● **WORK TASK**
Please copy, exactly and with no pictures, only the lines from the one containing "Enumerate this screenshot's" through the last line of the records.

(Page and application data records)
--------------------

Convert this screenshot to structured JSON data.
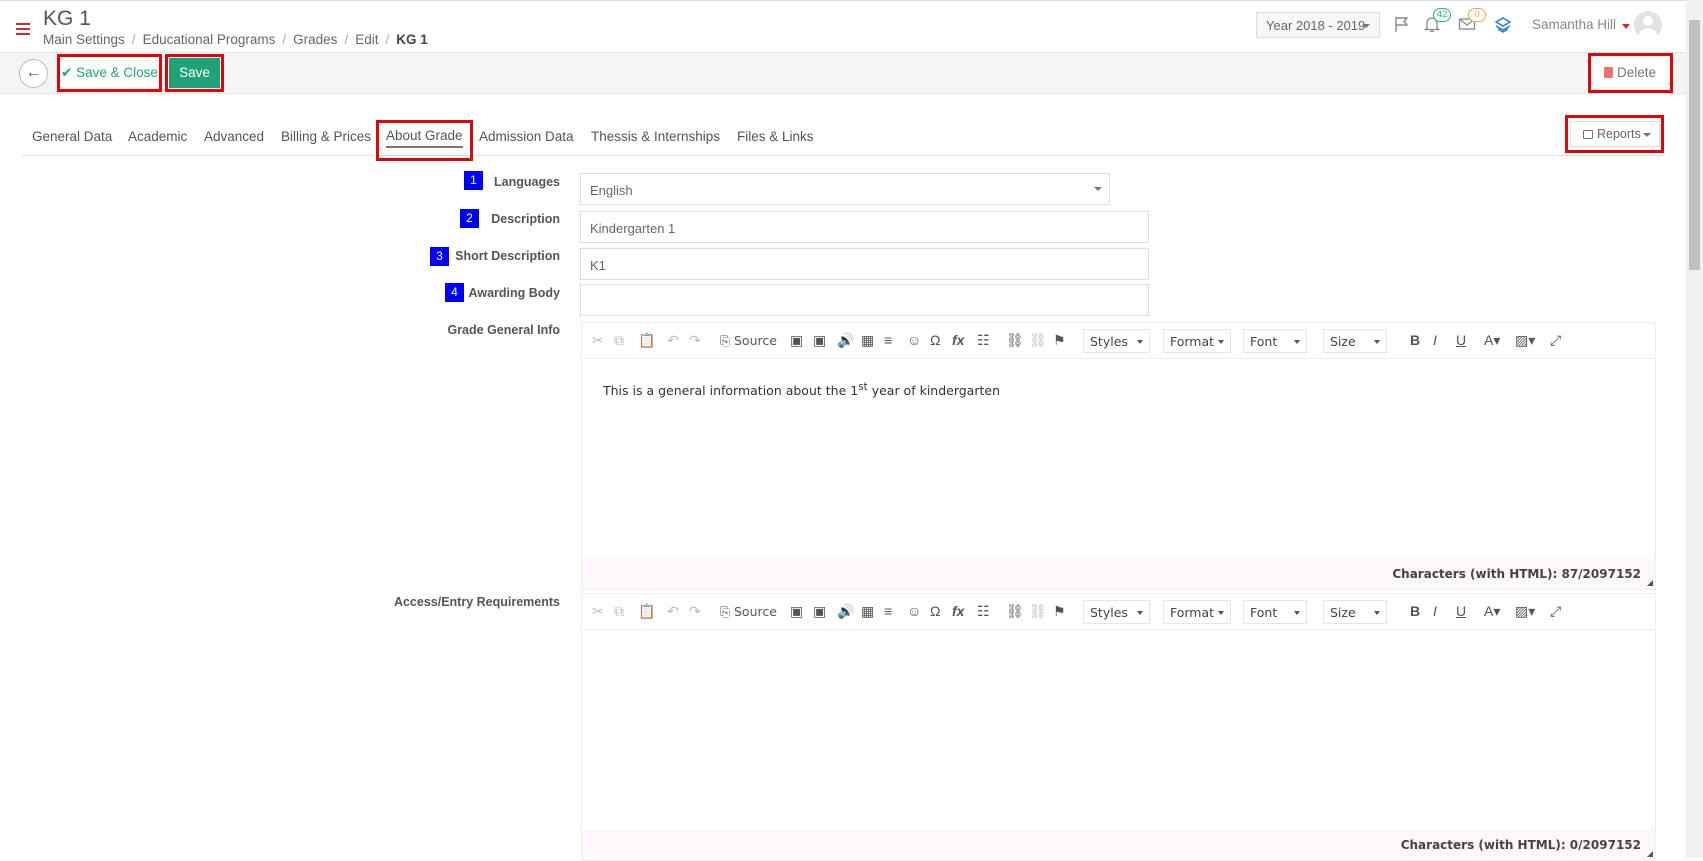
{
  "header": {
    "title": "KG 1",
    "breadcrumb": [
      "Main Settings",
      "Educational Programs",
      "Grades",
      "Edit",
      "KG 1"
    ],
    "year": "Year 2018 - 2019",
    "notifications_count": "42",
    "messages_count": "0",
    "user_name": "Samantha Hill"
  },
  "actions": {
    "save_close": "Save & Close",
    "save": "Save",
    "delete": "Delete",
    "reports": "Reports"
  },
  "tabs": [
    "General Data",
    "Academic",
    "Advanced",
    "Billing & Prices",
    "About Grade",
    "Admission Data",
    "Thessis & Internships",
    "Files & Links"
  ],
  "active_tab": "About Grade",
  "form": {
    "languages": {
      "num": "1",
      "label": "Languages",
      "value": "English"
    },
    "description": {
      "num": "2",
      "label": "Description",
      "value": "Kindergarten 1"
    },
    "short_description": {
      "num": "3",
      "label": "Short Description",
      "value": "K1"
    },
    "awarding_body": {
      "num": "4",
      "label": "Awarding Body",
      "value": ""
    },
    "grade_info": {
      "label": "Grade General Info",
      "text_pre": "This is a general information about the 1",
      "text_sup": "st",
      "text_post": " year of kindergarten",
      "char_count": "Characters (with HTML): 87/2097152"
    },
    "access_req": {
      "label": "Access/Entry Requirements",
      "char_count": "Characters (with HTML): 0/2097152"
    }
  },
  "toolbar": {
    "source": "Source",
    "styles": "Styles",
    "format": "Format",
    "font": "Font",
    "size": "Size"
  },
  "colors": {
    "accent": "#1fa27a",
    "highlight": "#d9080a",
    "badge": "#0000ee"
  }
}
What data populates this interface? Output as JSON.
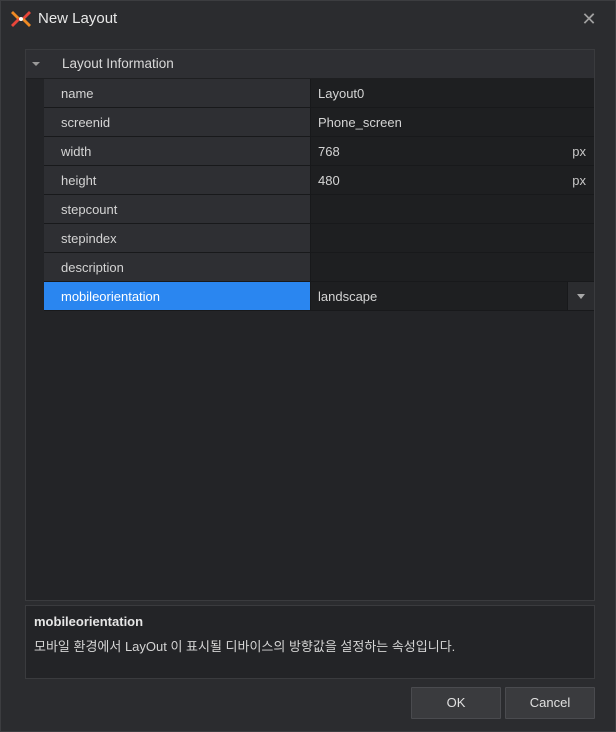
{
  "window": {
    "title": "New Layout",
    "close_symbol": "✕"
  },
  "property_grid": {
    "group_label": "Layout Information",
    "rows": [
      {
        "name": "name",
        "value": "Layout0",
        "unit": ""
      },
      {
        "name": "screenid",
        "value": "Phone_screen",
        "unit": ""
      },
      {
        "name": "width",
        "value": "768",
        "unit": "px"
      },
      {
        "name": "height",
        "value": "480",
        "unit": "px"
      },
      {
        "name": "stepcount",
        "value": "",
        "unit": ""
      },
      {
        "name": "stepindex",
        "value": "",
        "unit": ""
      },
      {
        "name": "description",
        "value": "",
        "unit": ""
      },
      {
        "name": "mobileorientation",
        "value": "landscape",
        "unit": ""
      }
    ],
    "selected_row": "mobileorientation"
  },
  "description_panel": {
    "title": "mobileorientation",
    "text": "모바일 환경에서 LayOut 이 표시될 디바이스의 방향값을 설정하는 속성입니다."
  },
  "buttons": {
    "ok_label": "OK",
    "cancel_label": "Cancel"
  },
  "colors": {
    "accent": "#2a86f0",
    "dialog_bg": "#2b2c2f",
    "grid_bg": "#232427"
  }
}
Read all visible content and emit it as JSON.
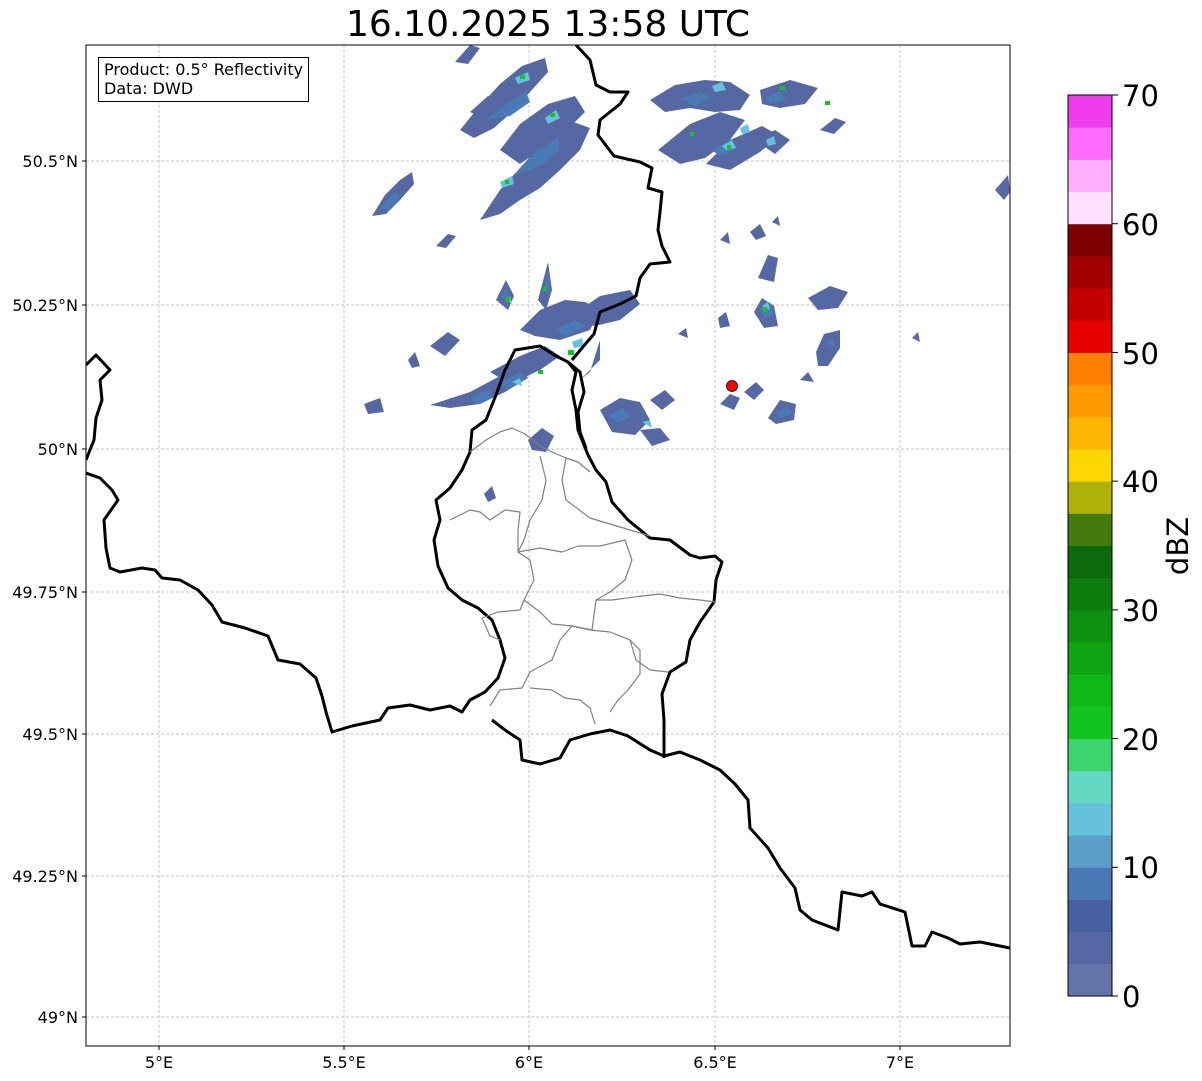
{
  "title": "16.10.2025 13:58 UTC",
  "info": {
    "product": "Product: 0.5° Reflectivity",
    "source": "Data: DWD"
  },
  "axes": {
    "lon_ticks": [
      "5°E",
      "5.5°E",
      "6°E",
      "6.5°E",
      "7°E"
    ],
    "lat_ticks": [
      "50.5°N",
      "50.25°N",
      "50°N",
      "49.75°N",
      "49.5°N",
      "49.25°N",
      "49°N"
    ]
  },
  "colorbar": {
    "label": "dBZ",
    "ticks": [
      "0",
      "10",
      "20",
      "30",
      "40",
      "50",
      "60",
      "70"
    ],
    "colors": [
      "#6574a8",
      "#5668a3",
      "#4760a0",
      "#4a7ab5",
      "#5a9ec8",
      "#66c2dc",
      "#64d8c2",
      "#3cd46e",
      "#12c41e",
      "#10b818",
      "#0fa514",
      "#0e9010",
      "#0d7c0f",
      "#0a6a0c",
      "#457a0e",
      "#adb10a",
      "#ffd600",
      "#ffb600",
      "#ff9900",
      "#ff7f00",
      "#e60000",
      "#c50000",
      "#a30000",
      "#7d0000",
      "#ffe0ff",
      "#ffb0ff",
      "#ff6bff",
      "#ee3cee"
    ]
  },
  "marker": {
    "name": "radar site",
    "color": "#ff0000"
  },
  "colors": {
    "border": "#000000",
    "cantons": "#808080",
    "grid": "#b0b0b0"
  }
}
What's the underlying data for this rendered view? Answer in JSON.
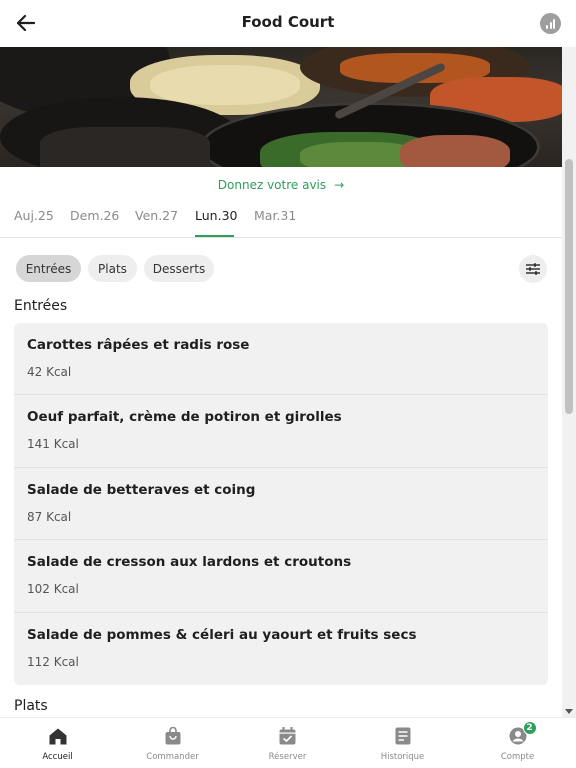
{
  "header": {
    "title": "Food Court",
    "back_icon": "arrow-left-icon",
    "stats_icon": "bar-chart-icon"
  },
  "feedback": {
    "label": "Donnez votre avis",
    "arrow": "→"
  },
  "days": [
    {
      "label": "Auj.25",
      "active": false
    },
    {
      "label": "Dem.26",
      "active": false
    },
    {
      "label": "Ven.27",
      "active": false
    },
    {
      "label": "Lun.30",
      "active": true
    },
    {
      "label": "Mar.31",
      "active": false
    }
  ],
  "categories": [
    {
      "label": "Entrées",
      "active": true
    },
    {
      "label": "Plats",
      "active": false
    },
    {
      "label": "Desserts",
      "active": false
    }
  ],
  "sections": {
    "entrees_title": "Entrées",
    "plats_title": "Plats"
  },
  "entrees": [
    {
      "name": "Carottes râpées et radis rose",
      "kcal": "42 Kcal"
    },
    {
      "name": "Oeuf parfait, crème de potiron et girolles",
      "kcal": "141 Kcal"
    },
    {
      "name": "Salade de betteraves et coing",
      "kcal": "87 Kcal"
    },
    {
      "name": "Salade de cresson aux lardons et croutons",
      "kcal": "102 Kcal"
    },
    {
      "name": "Salade de pommes & céleri au yaourt et fruits secs",
      "kcal": "112 Kcal"
    }
  ],
  "bottom_nav": [
    {
      "label": "Accueil",
      "icon": "home-icon",
      "active": true
    },
    {
      "label": "Commander",
      "icon": "shopping-bag-icon",
      "active": false
    },
    {
      "label": "Réserver",
      "icon": "calendar-check-icon",
      "active": false
    },
    {
      "label": "Historique",
      "icon": "document-icon",
      "active": false
    },
    {
      "label": "Compte",
      "icon": "account-icon",
      "active": false,
      "badge": "2"
    }
  ],
  "colors": {
    "accent": "#2e9e5b",
    "card_bg": "#f1f1f1",
    "chip_active": "#d6d6d6"
  }
}
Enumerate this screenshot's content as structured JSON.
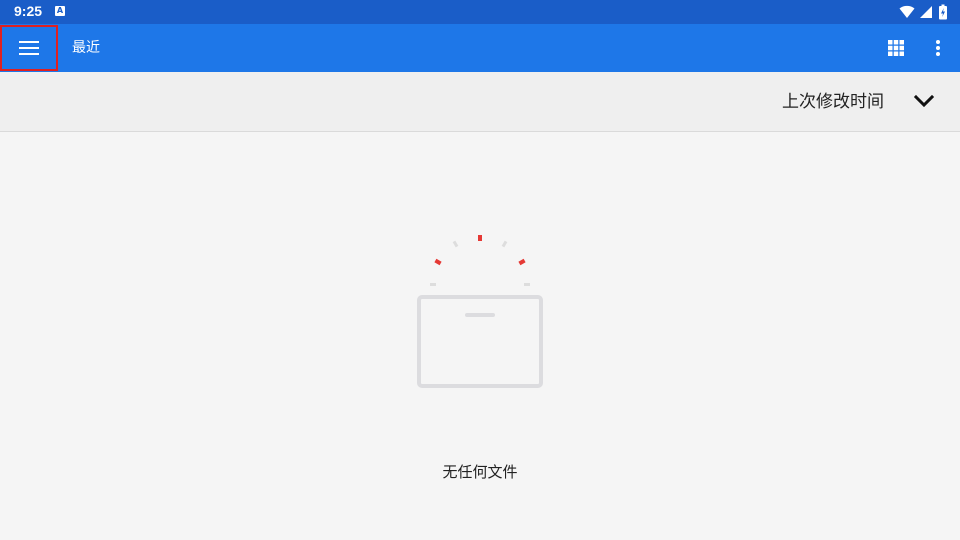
{
  "status_bar": {
    "time": "9:25",
    "notification_icon_letter": "A",
    "icons": [
      "wifi-icon",
      "signal-icon",
      "battery-icon"
    ]
  },
  "app_bar": {
    "title": "最近",
    "menu_icon": "hamburger-menu-icon",
    "grid_icon": "grid-view-icon",
    "more_icon": "more-vert-icon",
    "background": "#1e77e8"
  },
  "sort_bar": {
    "label": "上次修改时间",
    "chevron_icon": "chevron-down-icon"
  },
  "empty_state": {
    "message": "无任何文件",
    "illustration_icon": "empty-box-icon"
  },
  "colors": {
    "status_bar": "#1a5dc8",
    "app_bar": "#1e77e8",
    "accent_red": "#e53935",
    "highlight_border": "#e02020"
  }
}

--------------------

● **REPLY TO THE EXERCISE**
Enumerate this screenshot's content as structured JSON.
{
  "status_bar": {
    "time": "9:25",
    "notification_icon_letter": "A",
    "icons": [
      "wifi-icon",
      "signal-icon",
      "battery-icon"
    ]
  },
  "app_bar": {
    "title": "最近",
    "menu_icon": "hamburger-menu-icon",
    "grid_icon": "grid-view-icon",
    "more_icon": "more-vert-icon",
    "background": "#1e77e8"
  },
  "sort_bar": {
    "label": "上次修改时间",
    "chevron_icon": "chevron-down-icon"
  },
  "empty_state": {
    "message": "无任何文件",
    "illustration_icon": "empty-box-icon"
  },
  "colors": {
    "status_bar": "#1a5dc8",
    "app_bar": "#1e77e8",
    "accent_red": "#e53935",
    "highlight_border": "#e02020"
  }
}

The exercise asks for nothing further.